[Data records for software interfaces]
##############################
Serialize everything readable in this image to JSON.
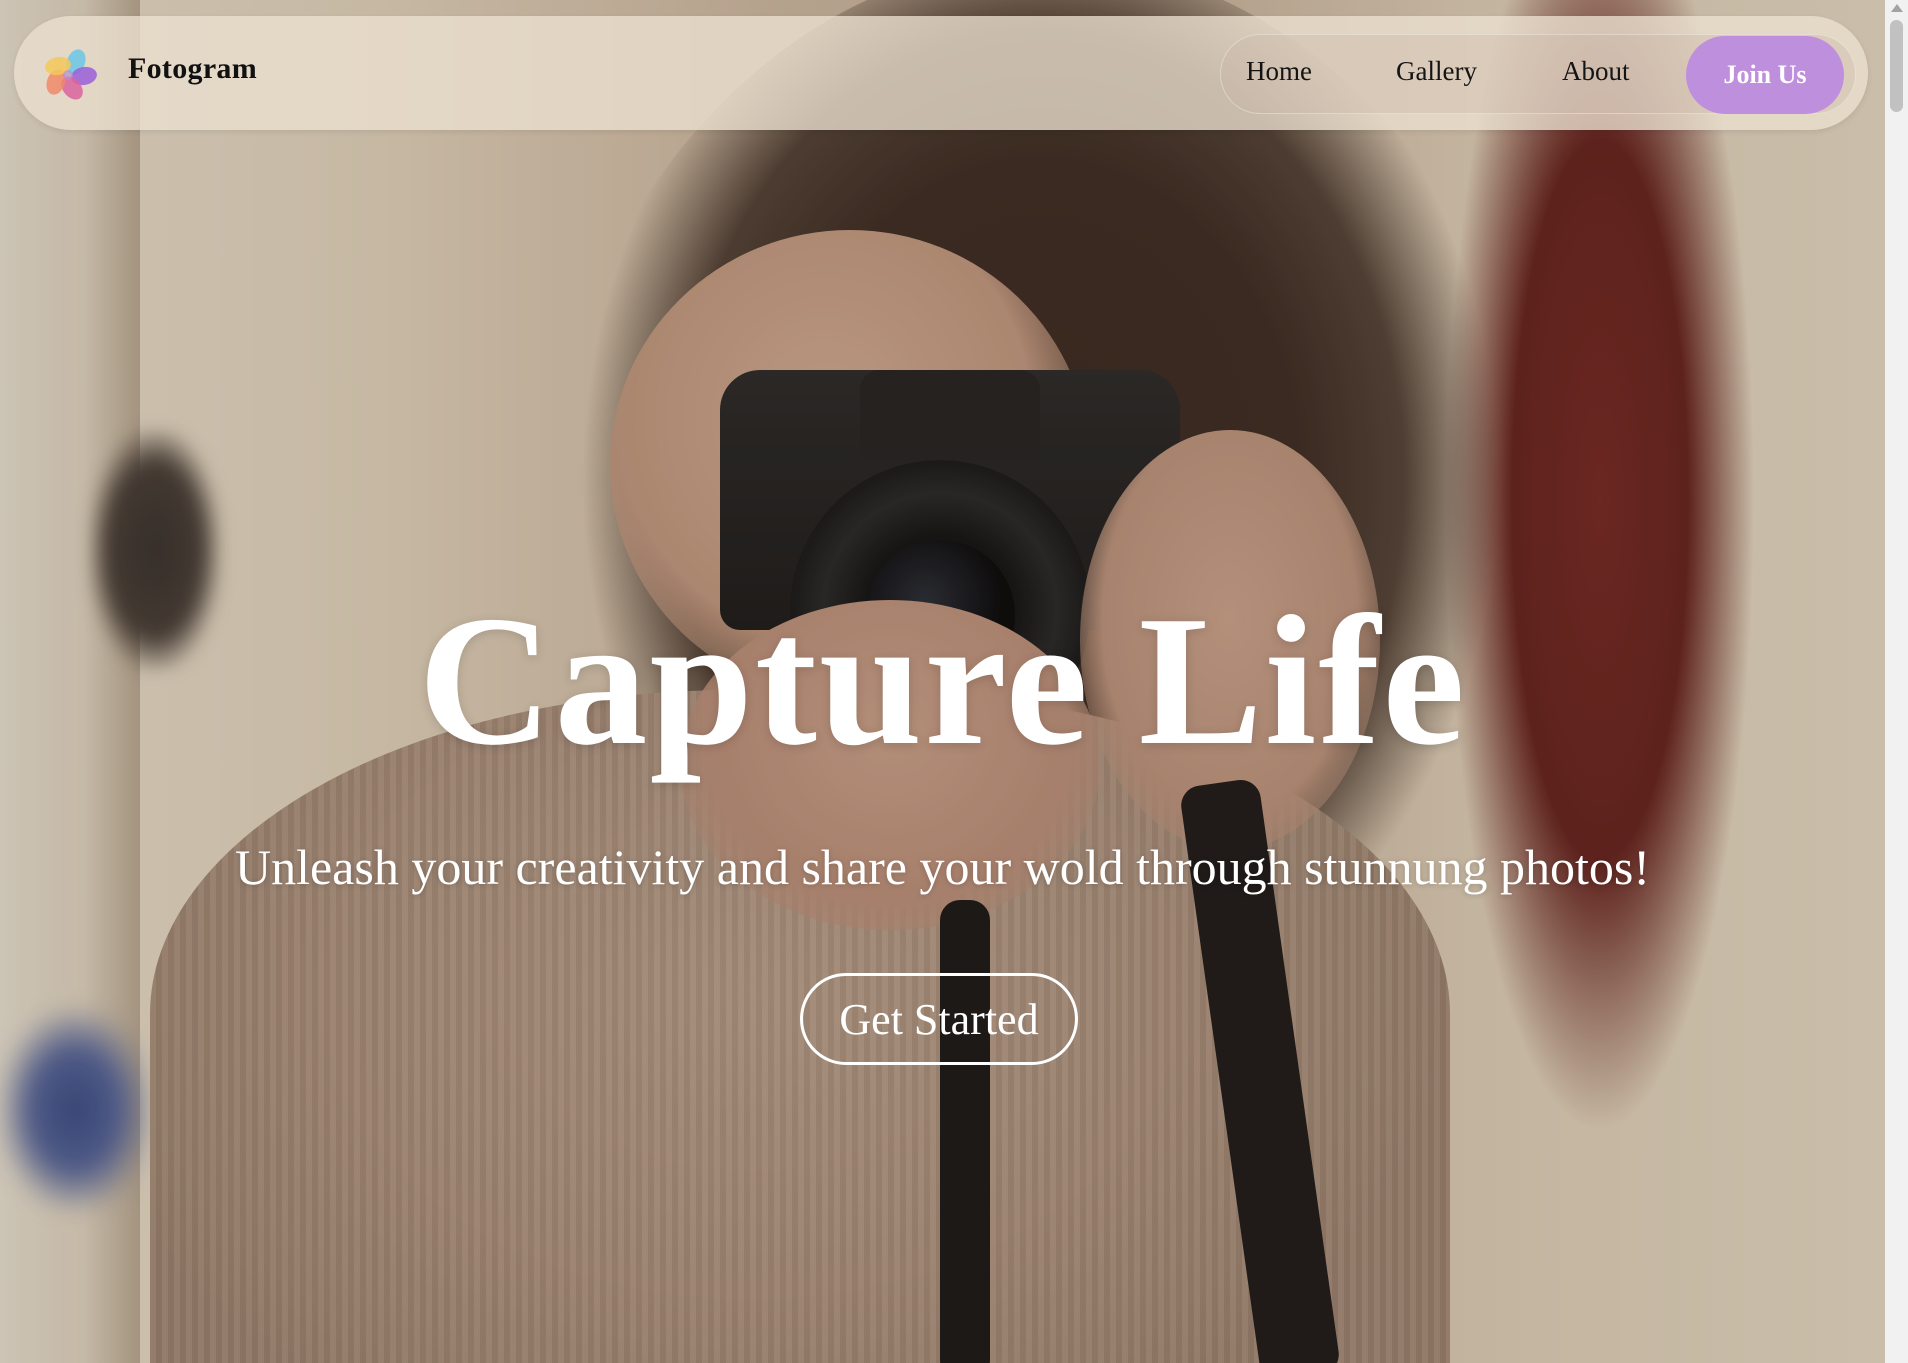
{
  "navbar": {
    "brand": "Fotogram",
    "logo_icon": "flower-logo-icon",
    "links": [
      {
        "label": "Home"
      },
      {
        "label": "Gallery"
      },
      {
        "label": "About"
      }
    ],
    "join_label": "Join Us",
    "join_color": "#be8fdc"
  },
  "hero": {
    "title": "Capture Life",
    "subtitle": "Unleash your creativity and share your wold through stunnung photos!",
    "cta_label": "Get Started",
    "background_image": "woman-holding-camera-photo"
  },
  "colors": {
    "accent": "#be8fdc",
    "hero_text": "#ffffff",
    "nav_text": "#141414"
  }
}
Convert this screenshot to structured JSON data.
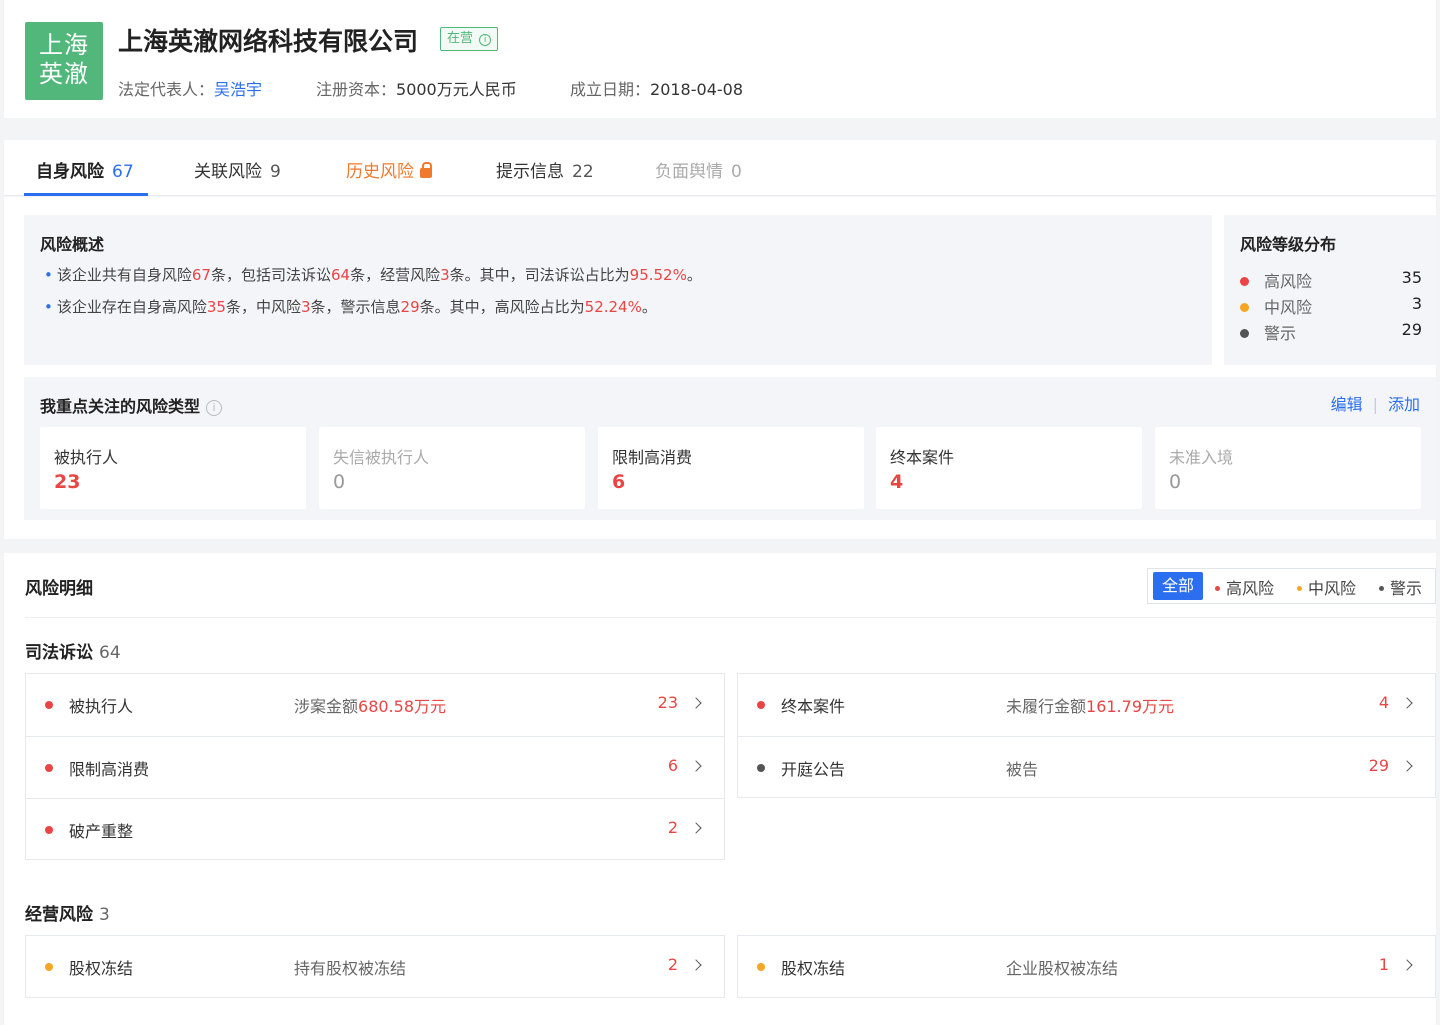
{
  "company": {
    "logo_text_line1": "上海",
    "logo_text_line2": "英澈",
    "name": "上海英澈网络科技有限公司",
    "status": "在营",
    "legal_rep_label": "法定代表人：",
    "legal_rep": "吴浩宇",
    "capital_label": "注册资本：",
    "capital": "5000万元人民币",
    "founded_label": "成立日期：",
    "founded": "2018-04-08"
  },
  "tabs": [
    {
      "label": "自身风险",
      "count": "67"
    },
    {
      "label": "关联风险",
      "count": "9"
    },
    {
      "label": "历史风险",
      "count": ""
    },
    {
      "label": "提示信息",
      "count": "22"
    },
    {
      "label": "负面舆情",
      "count": "0"
    }
  ],
  "overview": {
    "title": "风险概述",
    "line1": {
      "a": "该企业共有自身风险",
      "b": "67",
      "c": "条，包括司法诉讼",
      "d": "64",
      "e": "条，经营风险",
      "f": "3",
      "g": "条。其中，司法诉讼占比为",
      "h": "95.52%",
      "i": "。"
    },
    "line2": {
      "a": "该企业存在自身高风险",
      "b": "35",
      "c": "条，中风险",
      "d": "3",
      "e": "条，警示信息",
      "f": "29",
      "g": "条。其中，高风险占比为",
      "h": "52.24%",
      "i": "。"
    }
  },
  "distribution": {
    "title": "风险等级分布",
    "items": [
      {
        "label": "高风险",
        "value": "35",
        "color": "#e94545"
      },
      {
        "label": "中风险",
        "value": "3",
        "color": "#f5a623"
      },
      {
        "label": "警示",
        "value": "29",
        "color": "#555555"
      }
    ]
  },
  "focus": {
    "title": "我重点关注的风险类型",
    "info_icon": "i",
    "edit": "编辑",
    "add": "添加",
    "cards": [
      {
        "label": "被执行人",
        "value": "23"
      },
      {
        "label": "失信被执行人",
        "value": "0"
      },
      {
        "label": "限制高消费",
        "value": "6"
      },
      {
        "label": "终本案件",
        "value": "4"
      },
      {
        "label": "未准入境",
        "value": "0"
      }
    ]
  },
  "detail": {
    "title": "风险明细",
    "filters": {
      "all": "全部",
      "high": "高风险",
      "mid": "中风险",
      "warn": "警示"
    },
    "judicial": {
      "title": "司法诉讼",
      "count": "64",
      "left": [
        {
          "name": "被执行人",
          "desc_prefix": "涉案金额",
          "desc_value": "680.58万元",
          "count": "23",
          "level_color": "#e94545"
        },
        {
          "name": "限制高消费",
          "desc_prefix": "",
          "desc_value": "",
          "count": "6",
          "level_color": "#e94545"
        },
        {
          "name": "破产重整",
          "desc_prefix": "",
          "desc_value": "",
          "count": "2",
          "level_color": "#e94545"
        }
      ],
      "right": [
        {
          "name": "终本案件",
          "desc_prefix": "未履行金额",
          "desc_value": "161.79万元",
          "count": "4",
          "level_color": "#e94545"
        },
        {
          "name": "开庭公告",
          "desc_prefix": "被告",
          "desc_value": "",
          "count": "29",
          "level_color": "#555555"
        }
      ]
    },
    "operation": {
      "title": "经营风险",
      "count": "3",
      "left": {
        "name": "股权冻结",
        "desc": "持有股权被冻结",
        "count": "2",
        "level_color": "#f5a623"
      },
      "right": {
        "name": "股权冻结",
        "desc": "企业股权被冻结",
        "count": "1",
        "level_color": "#f5a623"
      }
    }
  }
}
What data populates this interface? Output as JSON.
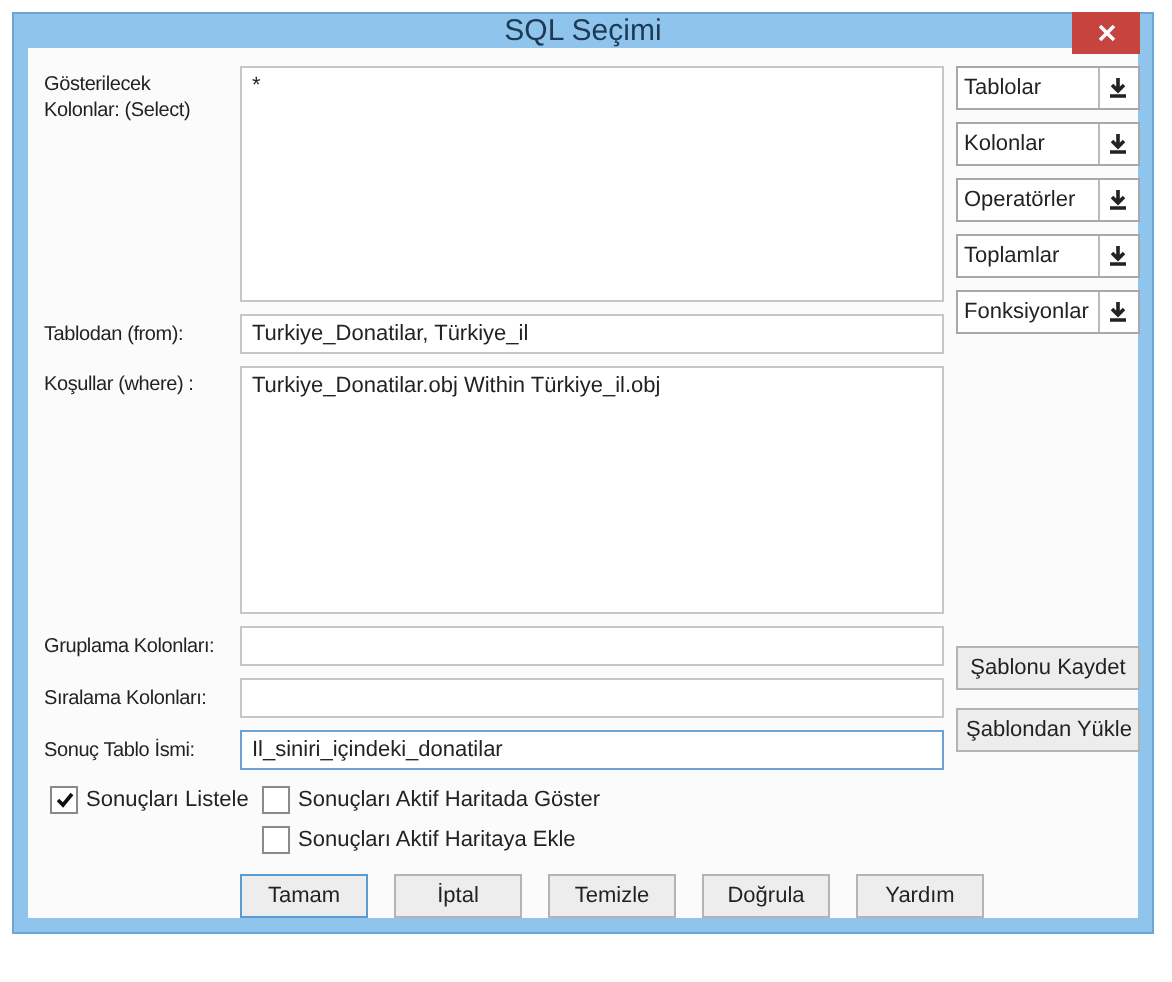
{
  "window": {
    "title": "SQL Seçimi"
  },
  "fields": [
    {
      "label": "Gösterilecek Kolonlar: (Select)",
      "value": "*",
      "kind": "area"
    },
    {
      "label": "Tablodan (from):",
      "value": "Turkiye_Donatilar, Türkiye_il",
      "kind": "line"
    },
    {
      "label": "Koşullar (where) :",
      "value": "Turkiye_Donatilar.obj Within Türkiye_il.obj",
      "kind": "area"
    },
    {
      "label": "Gruplama Kolonları:",
      "kind": "line"
    },
    {
      "label": "Sıralama Kolonları:",
      "kind": "line"
    },
    {
      "label": "Sonuç Tablo İsmi:",
      "value": "Il_siniri_içindeki_donatilar",
      "kind": "line",
      "focused": true
    }
  ],
  "pickers": [
    "Tablolar",
    "Kolonlar",
    "Operatörler",
    "Toplamlar",
    "Fonksiyonlar"
  ],
  "template_buttons": [
    "Şablonu Kaydet",
    "Şablondan Yükle"
  ],
  "checkboxes": [
    {
      "label": "Sonuçları Listele",
      "checked": true
    },
    {
      "label": "Sonuçları Aktif Haritada Göster",
      "checked": false
    },
    {
      "label": "Sonuçları Aktif Haritaya Ekle",
      "checked": false
    }
  ],
  "buttons": [
    {
      "label": "Tamam",
      "selected": true
    },
    {
      "label": "İptal",
      "selected": false
    },
    {
      "label": "Temizle",
      "selected": false
    },
    {
      "label": "Doğrula",
      "selected": false
    },
    {
      "label": "Yardım",
      "selected": false
    }
  ]
}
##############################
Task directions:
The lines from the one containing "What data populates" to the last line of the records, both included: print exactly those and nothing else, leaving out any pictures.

Answer for this exercise:
What data populates this interface? Output as JSON.
{
  "window": {
    "title": "SQL Seçimi"
  },
  "fields": [
    {
      "label": "Gösterilecek Kolonlar: (Select)",
      "value": "*",
      "kind": "area"
    },
    {
      "label": "Tablodan (from):",
      "value": "Turkiye_Donatilar, Türkiye_il",
      "kind": "line"
    },
    {
      "label": "Koşullar (where) :",
      "value": "Turkiye_Donatilar.obj Within Türkiye_il.obj",
      "kind": "area"
    },
    {
      "label": "Gruplama Kolonları:",
      "kind": "line"
    },
    {
      "label": "Sıralama Kolonları:",
      "kind": "line"
    },
    {
      "label": "Sonuç Tablo İsmi:",
      "value": "Il_siniri_içindeki_donatilar",
      "kind": "line",
      "focused": true
    }
  ],
  "pickers": [
    "Tablolar",
    "Kolonlar",
    "Operatörler",
    "Toplamlar",
    "Fonksiyonlar"
  ],
  "template_buttons": [
    "Şablonu Kaydet",
    "Şablondan Yükle"
  ],
  "checkboxes": [
    {
      "label": "Sonuçları Listele",
      "checked": true
    },
    {
      "label": "Sonuçları Aktif Haritada Göster",
      "checked": false
    },
    {
      "label": "Sonuçları Aktif Haritaya Ekle",
      "checked": false
    }
  ],
  "buttons": [
    {
      "label": "Tamam",
      "selected": true
    },
    {
      "label": "İptal",
      "selected": false
    },
    {
      "label": "Temizle",
      "selected": false
    },
    {
      "label": "Doğrula",
      "selected": false
    },
    {
      "label": "Yardım",
      "selected": false
    }
  ]
}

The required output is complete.